Hall believes that if someone were to build ASA from the ground up, it would not resemble what it looks like today. He has suggested that ASA perform an exercise that has worked for his company in the past. Hall has looked at Hughes Supply as a "faceless" organization to see how it could be organized most effectively.

"You make the organization faceless, or you never get past the personalities," Hall says. "You have to get by the personalities to put the structure in place."

A stronger ASA would mean a trade group that could provide leadership for the industry, he says. He is confident that ASA will reach its objective.

"We may hit some potholes, but ASA's efforts have come a long way," Hall says. "There's been a tremendous leadership effort by (former ASA Chairman) Ed Felten to get us to this point. My hope for ASA is that its initiatives are embraced by all the regionals and that there's a successful execution of the reorganization."

Allowing that everyone might have to give up a little for the good of the whole, Hall says that SWA and other regionals would be stronger in the long run as a result of a more powerful ASA. SWA's strengths have included its training and education programs, which have been well attended over the years, even by industry people outside the region, he says.

"SWA has had very effective leadership from (Executive Vice President) Frank Rizzo and from its distributor participants," Hall says. "SWA will continue to thrive."

Hall's hopes for the ASA reorganization sound similar to how he feels about the attitude of his management team at Hughes Supply.

"I work with a group of people who make going to work seem more like fun than work to be there," Hall says. "We're not without our challenges and our differences of opinion.

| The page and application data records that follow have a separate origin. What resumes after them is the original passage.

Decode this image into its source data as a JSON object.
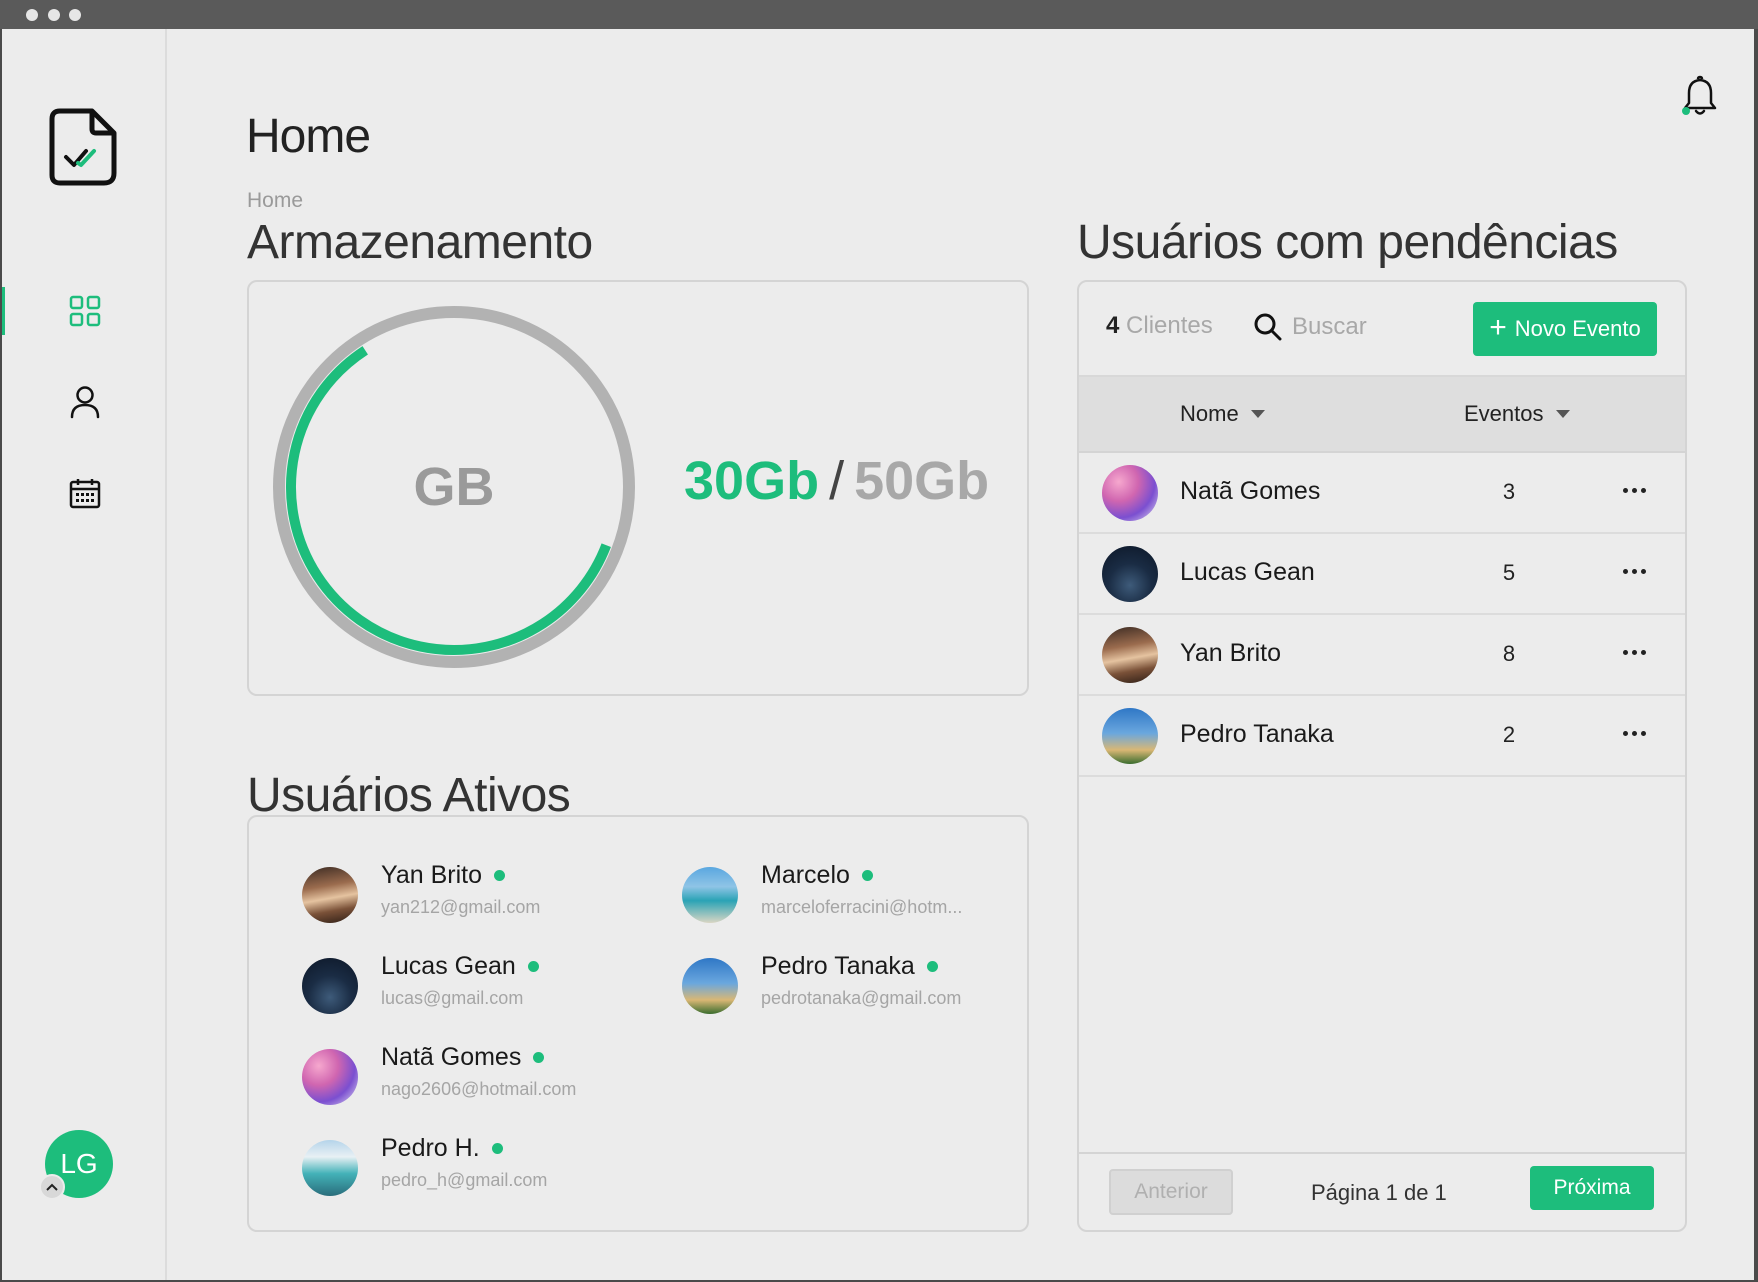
{
  "page": {
    "title": "Home",
    "breadcrumb": "Home"
  },
  "sidebar": {
    "items": [
      {
        "name": "dashboard",
        "icon": "grid-icon",
        "active": true
      },
      {
        "name": "users",
        "icon": "user-icon",
        "active": false
      },
      {
        "name": "calendar",
        "icon": "calendar-icon",
        "active": false
      }
    ],
    "user_initials": "LG"
  },
  "storage": {
    "title": "Armazenamento",
    "gauge_label": "GB",
    "used": "30Gb",
    "separator": "/",
    "total": "50Gb",
    "used_fraction": 0.6
  },
  "active_users": {
    "title": "Usuários Ativos",
    "users": [
      {
        "name": "Yan Brito",
        "email": "yan212@gmail.com",
        "avatar": "yan"
      },
      {
        "name": "Marcelo",
        "email": "marceloferracini@hotm...",
        "avatar": "marcelo"
      },
      {
        "name": "Lucas Gean",
        "email": "lucas@gmail.com",
        "avatar": "lucas"
      },
      {
        "name": "Pedro Tanaka",
        "email": "pedrotanaka@gmail.com",
        "avatar": "pedro-t"
      },
      {
        "name": "Natã Gomes",
        "email": "nago2606@hotmail.com",
        "avatar": "nata"
      },
      {
        "name": "Pedro H.",
        "email": "pedro_h@gmail.com",
        "avatar": "pedro-h"
      }
    ]
  },
  "pending": {
    "title": "Usuários com pendências",
    "count_number": "4",
    "count_label": "Clientes",
    "search_placeholder": "Buscar",
    "new_event_label": "Novo Evento",
    "columns": {
      "name": "Nome",
      "events": "Eventos"
    },
    "rows": [
      {
        "name": "Natã Gomes",
        "events": "3",
        "avatar": "nata"
      },
      {
        "name": "Lucas Gean",
        "events": "5",
        "avatar": "lucas"
      },
      {
        "name": "Yan Brito",
        "events": "8",
        "avatar": "yan"
      },
      {
        "name": "Pedro Tanaka",
        "events": "2",
        "avatar": "pedro-t"
      }
    ],
    "pagination": {
      "prev_label": "Anterior",
      "page_info": "Página 1 de 1",
      "next_label": "Próxima"
    }
  },
  "colors": {
    "accent": "#1dbd7c",
    "background": "#ececec",
    "muted_text": "#a8a8a8"
  }
}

But everybody works with a higher cause in mind. We always keep a greater purpose in focus."